• Available data:
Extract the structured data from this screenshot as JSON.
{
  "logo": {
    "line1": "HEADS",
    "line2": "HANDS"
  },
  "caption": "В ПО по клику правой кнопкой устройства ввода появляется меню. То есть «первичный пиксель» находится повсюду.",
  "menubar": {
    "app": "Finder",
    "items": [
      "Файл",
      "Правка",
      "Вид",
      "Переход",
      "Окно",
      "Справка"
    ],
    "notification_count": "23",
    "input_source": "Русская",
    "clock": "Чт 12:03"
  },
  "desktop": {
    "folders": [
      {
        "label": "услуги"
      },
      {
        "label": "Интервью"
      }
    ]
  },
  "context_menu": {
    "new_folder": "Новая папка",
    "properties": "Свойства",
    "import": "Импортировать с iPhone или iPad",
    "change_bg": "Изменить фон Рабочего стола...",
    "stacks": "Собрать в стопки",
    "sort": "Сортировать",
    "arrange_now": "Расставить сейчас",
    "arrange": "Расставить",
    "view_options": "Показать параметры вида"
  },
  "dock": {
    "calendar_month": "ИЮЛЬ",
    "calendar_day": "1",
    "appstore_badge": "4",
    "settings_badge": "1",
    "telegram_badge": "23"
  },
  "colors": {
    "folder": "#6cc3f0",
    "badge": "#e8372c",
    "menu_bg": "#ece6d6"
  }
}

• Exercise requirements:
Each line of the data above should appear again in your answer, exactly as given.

• Solution:
Extract the structured data from this screenshot as JSON.
{
  "logo": {
    "line1": "HEADS",
    "line2": "HANDS"
  },
  "caption": "В ПО по клику правой кнопкой устройства ввода появляется меню. То есть «первичный пиксель» находится повсюду.",
  "menubar": {
    "app": "Finder",
    "items": [
      "Файл",
      "Правка",
      "Вид",
      "Переход",
      "Окно",
      "Справка"
    ],
    "notification_count": "23",
    "input_source": "Русская",
    "clock": "Чт 12:03"
  },
  "desktop": {
    "folders": [
      {
        "label": "услуги"
      },
      {
        "label": "Интервью"
      }
    ]
  },
  "context_menu": {
    "new_folder": "Новая папка",
    "properties": "Свойства",
    "import": "Импортировать с iPhone или iPad",
    "change_bg": "Изменить фон Рабочего стола...",
    "stacks": "Собрать в стопки",
    "sort": "Сортировать",
    "arrange_now": "Расставить сейчас",
    "arrange": "Расставить",
    "view_options": "Показать параметры вида"
  },
  "dock": {
    "calendar_month": "ИЮЛЬ",
    "calendar_day": "1",
    "appstore_badge": "4",
    "settings_badge": "1",
    "telegram_badge": "23"
  },
  "colors": {
    "folder": "#6cc3f0",
    "badge": "#e8372c",
    "menu_bg": "#ece6d6"
  }
}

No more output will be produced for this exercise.